SYNOPSIS: A hospital is being constantly plagued by lawsuits from a greedy ambulance-chasing attorney. With another doctor quitting and the hospital fast running out of money, Dr. Roskin arranges for a new doctor to be sent, but doesn’t expect R.I.P. Healthcare to send a robot doctor, who is seemingly able to carry out medical duties without ever making a mistake. This causes problems for Jake Gorman, the attorney who is making money off all the malpractice cases, and working with Dr. Callaby, another doctor at the hospital who is in league with Gorman, the two try to find a way to stop “RoboDoc” before their money-making scheme is ruined…
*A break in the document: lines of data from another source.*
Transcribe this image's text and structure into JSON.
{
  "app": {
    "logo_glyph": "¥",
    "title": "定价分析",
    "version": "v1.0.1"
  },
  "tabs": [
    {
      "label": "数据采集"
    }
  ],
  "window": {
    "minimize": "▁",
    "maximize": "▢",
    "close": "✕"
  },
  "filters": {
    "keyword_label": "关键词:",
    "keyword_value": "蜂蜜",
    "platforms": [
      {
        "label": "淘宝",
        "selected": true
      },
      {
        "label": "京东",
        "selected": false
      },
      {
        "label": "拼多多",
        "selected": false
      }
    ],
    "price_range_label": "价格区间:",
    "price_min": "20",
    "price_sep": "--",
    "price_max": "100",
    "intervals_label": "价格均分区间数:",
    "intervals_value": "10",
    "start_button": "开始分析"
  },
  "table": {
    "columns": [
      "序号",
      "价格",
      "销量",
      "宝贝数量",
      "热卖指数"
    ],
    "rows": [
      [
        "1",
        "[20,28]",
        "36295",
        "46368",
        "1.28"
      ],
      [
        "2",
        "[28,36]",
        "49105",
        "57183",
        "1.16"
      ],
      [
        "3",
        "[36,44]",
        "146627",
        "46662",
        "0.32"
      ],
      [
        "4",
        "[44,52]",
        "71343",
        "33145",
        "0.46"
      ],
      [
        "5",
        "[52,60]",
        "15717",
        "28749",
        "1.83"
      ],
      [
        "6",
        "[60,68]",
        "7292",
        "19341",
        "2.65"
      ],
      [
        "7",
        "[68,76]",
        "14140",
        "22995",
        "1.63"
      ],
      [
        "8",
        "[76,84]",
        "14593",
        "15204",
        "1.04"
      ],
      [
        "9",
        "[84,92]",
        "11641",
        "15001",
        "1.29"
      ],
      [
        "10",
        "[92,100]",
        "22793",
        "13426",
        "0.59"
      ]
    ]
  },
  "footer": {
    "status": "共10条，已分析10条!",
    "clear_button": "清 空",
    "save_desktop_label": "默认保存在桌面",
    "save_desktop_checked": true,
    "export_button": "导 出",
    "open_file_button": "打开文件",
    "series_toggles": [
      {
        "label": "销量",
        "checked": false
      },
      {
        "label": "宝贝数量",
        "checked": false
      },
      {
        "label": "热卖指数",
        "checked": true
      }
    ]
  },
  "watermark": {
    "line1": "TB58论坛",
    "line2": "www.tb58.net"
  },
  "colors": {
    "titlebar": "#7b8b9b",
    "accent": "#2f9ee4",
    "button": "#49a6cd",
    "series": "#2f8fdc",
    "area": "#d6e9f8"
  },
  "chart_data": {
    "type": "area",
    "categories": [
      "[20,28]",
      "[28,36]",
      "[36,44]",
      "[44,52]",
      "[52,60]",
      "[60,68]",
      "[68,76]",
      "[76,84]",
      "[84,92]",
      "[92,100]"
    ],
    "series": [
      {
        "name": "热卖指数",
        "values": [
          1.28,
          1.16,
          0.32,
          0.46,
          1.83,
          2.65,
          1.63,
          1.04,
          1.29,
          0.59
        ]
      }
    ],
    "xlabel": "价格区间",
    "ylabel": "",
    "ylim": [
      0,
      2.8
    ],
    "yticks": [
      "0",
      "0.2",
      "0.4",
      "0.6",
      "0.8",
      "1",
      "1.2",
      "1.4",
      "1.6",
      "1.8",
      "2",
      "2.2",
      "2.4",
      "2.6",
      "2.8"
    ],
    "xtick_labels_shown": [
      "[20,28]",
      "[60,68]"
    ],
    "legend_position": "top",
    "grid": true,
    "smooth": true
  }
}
THOUGHTS/ANALYSIS: RoboDoc is a 2008 sci-fi comedy film that somewhat parodies the RoboCop films, as the name implies. The film starts out introducing Jake Gorman, an ambulance chasing attorney who has made himself rich by suing doctors for malpractice. His constant lawsuits are pushing the North Mercy (or “No Mercy”) hospital to its limits, with doctors continually quitting and having their lives ruined. The opening of the film consists of a variety of gags and satirical looks at the U.S. healthcare system: from the ambulance-chasing attorneys, the lack of insurance for patients, and the ambulance driver adorning a racesuit, there’s a decent amount of content to get into. RoboDoc was written by two M.D.’s and so obviously they have the necessary experience to write about the setting of the film. I think there was definite potential in the outset to make this film offer a more thorough critique of the healthcare system through a comedic lens, but the film takes it in a completely different route and goes for just another raunchy comedy like so many we’ve seen before. Even in this direction, it needs to push some boundaries in order to be effective, but again it just doesn’t do enough to make it stand out.
After another such incident of a doctor quitting over a lawsuit, Dr. Roskin, the chief of medicine arranges the R.I.P. Healthcare company (who fund the hospital) to send another doctor, which they do, in the form of MD-63, a robotic humanoid doctor who is appointed to the hospital. While Dr. Roskin, a technophile, is reluctant to let a robot do a doctor’s job, he is slowly convinced when he sees that “RoboDoc”, as he is nicknamed, is able to complete any form of care or surgery without mistakes, and thus making him impossible to get sued. This is the core plot of the film, with RoboDoc having to earn the trust of his fellow staff, as well as learn about compassion and the elements of care that go beyond his programming. These are all story elements that have been done to death, and so there are no real surprises here. The character of RoboDoc is also essentially a carbon copy of Data from Star Trek: The Next Generation; right down to the look and voice, which is a recognisable character, but again fails to bring any originality to the RoboDoc role, and doesn’t even satirise it. The actor playing RoboDoc does do a good Data impression though. The character of Attorney Jake Gorman also is well played, and his over-dramatic performances bring some life to the scenes he is in. The rest of the cast are pretty forgettable (apart from the few scenes with the character played by Michael Wimslow from Police Academy), and don’t have much significance in the story. There are the starts of some sub-plots initiated by these characters, but they never really go anywhere, making their roles rather muddled.
RoboDoc is not a high budget film, and has to make do with a fairly limited range of effects. These effects are not particularly convincing, and combined with the uninspiring camera work and wooden acting from some of the actors, you will struggle to take it seriously. There are some positives as I have mentioned, and there are some more obscure references and satirical swipes that are more rewarding than the cheap innuendo jokes. The comedy on the whole does stick mostly to that juvenile, raunchy humour but offers nothing particularly new or memorable. Nevertheless, the film does garner a decent amount of laughs, and so as a comedy film it can’t be said to be a complete failure. RoboDoc is an uninspiring mess for the most part, but there are a few good performances and jokes that make this entertaining enough to watch if you’re not paying too much attention to some of the weaker characters and scattered story that often branches into meaningless dead ends.